This has a likeness in sweetness to Falernum and provides a great addition to a cocktail or fruit punch. Cocktail recipes that use POG include the Mango POG Rum Punch, POG Mojitos, and the traditional POG cocktail.

7. Pomegranate Molasses

Pomegranate molasses is an ingredient that traditionally originates from the Middle East, and can be formulated into a variety of recipes including food and drinks. This molasses is readily accessible at the Middle Eastern specialty market, but can also be made fresh from the comfort of your kitchen.

There is also a list of health benefits to consuming pomegranate molasses. Due to its color, it’s most similar to the Grenadine syrup, but it expresses a tarter taste. To use as a substitute, a simple syrup that is sweeter can be added in addition to the pomegranate molasses.

Some cocktail recipes that use this molasses include the Pomegranate Bourbon Cocktail, the Minty Pomegranate Mule Cocktail, and the Crippled Creek Cocktail. 

8. Create Your Own Falernum Substitute

Even though there is a list of valuable substitutes for the Falernum liqueur, there is also the possibility of crafting your own to your liking if you have the time. Some of the ingredients needed are the same as it is for Falernum such as white rum, lime/lime zest, sugar, ginger, cloves, almond extract, and simple syrup.

As accompanying tools, you would need a funnel, a cheesecloth, a mason jar, and a bowl. This is an easy process but does take patience as it’s required for the almonds to be roasted and soaked within the rum for twenty-four hours before proceeding with the remainder of the recipe.

Conclusion

It may seem complicated to find the right Falernum liqueur substitute, but in reality, there are many flexible and highly adjustable options available to enhance your drinking experience. The substitutes listed above vary vastly depending on origin, texture, and the existence of alcohol, but all provide a generally sweet foundation for a tropical-styled beverage.

Many of these options can also be found at the local market or be made from scratch, which would increase the freshness value of the cocktail recipe. These syrups can provide you with a unique tasting experience, and broadens the cocktail mixing palette.

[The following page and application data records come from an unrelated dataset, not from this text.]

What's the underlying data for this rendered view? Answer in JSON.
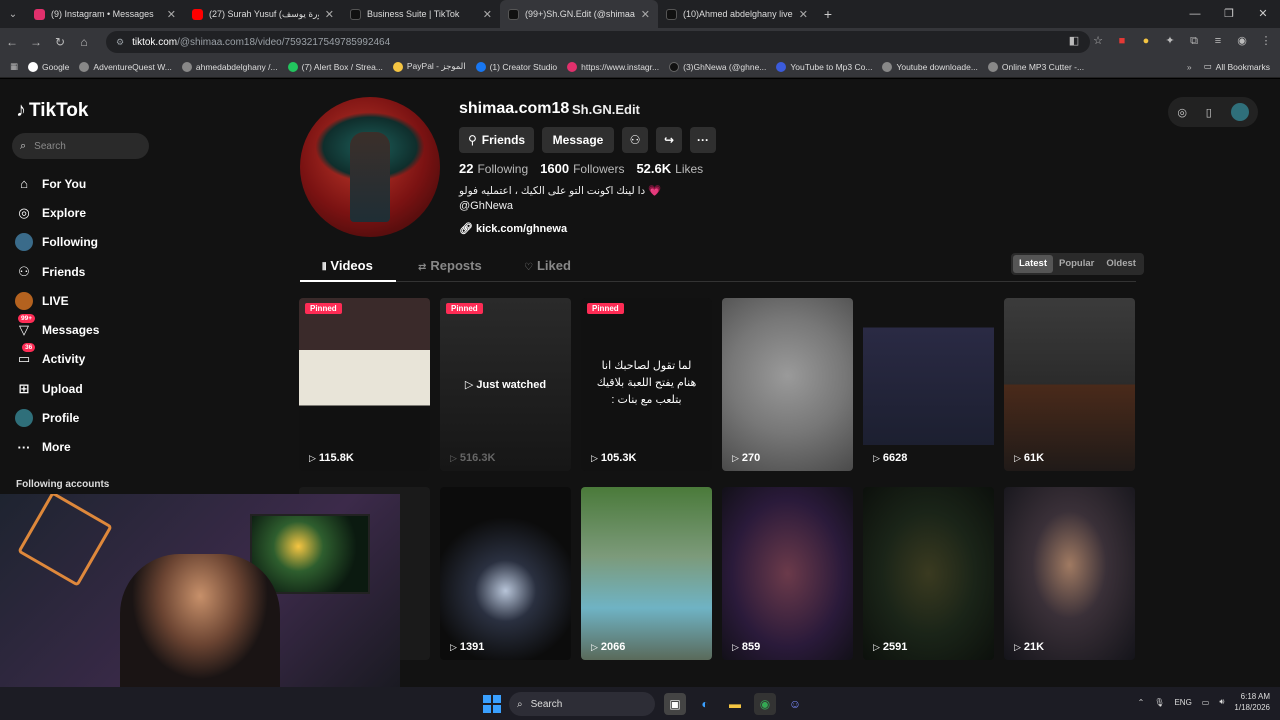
{
  "browser": {
    "tabs": [
      {
        "title": "(9) Instagram • Messages",
        "color": "#e1306c"
      },
      {
        "title": "(27) Surah Yusuf (سورة يوسف)",
        "color": "#ff0000"
      },
      {
        "title": "Business Suite | TikTok",
        "color": "#000000"
      },
      {
        "title": "(99+)Sh.GN.Edit (@shimaa...",
        "color": "#000000",
        "active": true
      },
      {
        "title": "(10)Ahmed abdelghany live (@...",
        "color": "#000000"
      }
    ],
    "url_host": "tiktok.com",
    "url_path": "/@shimaa.com18/video/7593217549785992464",
    "bookmarks": [
      "Google",
      "AdventureQuest W...",
      "ahmedabdelghany /...",
      "(7) Alert Box / Strea...",
      "PayPal - الموجز",
      "(1) Creator Studio",
      "https://www.instagr...",
      "(3)GhNewa (@ghne...",
      "YouTube to Mp3 Co...",
      "Youtube downloade...",
      "Online MP3 Cutter -..."
    ],
    "all_bookmarks": "All Bookmarks"
  },
  "sidebar": {
    "logo": "TikTok",
    "search_placeholder": "Search",
    "items": [
      {
        "label": "For You",
        "icon": "home-icon"
      },
      {
        "label": "Explore",
        "icon": "compass-icon"
      },
      {
        "label": "Following",
        "icon": "following-icon"
      },
      {
        "label": "Friends",
        "icon": "friends-icon"
      },
      {
        "label": "LIVE",
        "icon": "live-icon"
      },
      {
        "label": "Messages",
        "icon": "messages-icon",
        "badge": "99+"
      },
      {
        "label": "Activity",
        "icon": "activity-icon",
        "badge": "36"
      },
      {
        "label": "Upload",
        "icon": "upload-icon"
      },
      {
        "label": "Profile",
        "icon": "profile-icon"
      },
      {
        "label": "More",
        "icon": "more-icon"
      }
    ],
    "following_accounts": "Following accounts"
  },
  "profile": {
    "username": "shimaa.com18",
    "nickname": "Sh.GN.Edit",
    "buttons": {
      "friends": "Friends",
      "message": "Message"
    },
    "stats": {
      "following": "22",
      "following_label": "Following",
      "followers": "1600",
      "followers_label": "Followers",
      "likes": "52.6K",
      "likes_label": "Likes"
    },
    "bio_line1": "دا لينك اكونت التو على الكيك ، اعتمليه فولو 💗",
    "bio_line2": "@GhNewa",
    "link": "kick.com/ghnewa",
    "tabs": [
      "Videos",
      "Reposts",
      "Liked"
    ],
    "sort": [
      "Latest",
      "Popular",
      "Oldest"
    ]
  },
  "videos": [
    {
      "views": "115.8K",
      "pinned": "Pinned"
    },
    {
      "views": "516.3K",
      "pinned": "Pinned",
      "overlay": "Just watched"
    },
    {
      "views": "105.3K",
      "pinned": "Pinned",
      "text": "لما تقول لصاحبك انا هنام يفتح اللعبة بلاقيك بتلعب مع بنات :"
    },
    {
      "views": "270"
    },
    {
      "views": "6628"
    },
    {
      "views": "61K"
    },
    {
      "views": ""
    },
    {
      "views": "1391"
    },
    {
      "views": "2066"
    },
    {
      "views": "859"
    },
    {
      "views": "2591"
    },
    {
      "views": "21K"
    }
  ],
  "taskbar": {
    "search": "Search",
    "lang": "ENG",
    "time": "6:18 AM",
    "date": "1/18/2026"
  }
}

Some of these options also can be paired with some food recipes as well, introducing most to a new world of flavor. During the warmer months or visiting a more tropical area, it’s good to know which mixers are best to substitute Falernum to curate a sweet and refreshing beverage.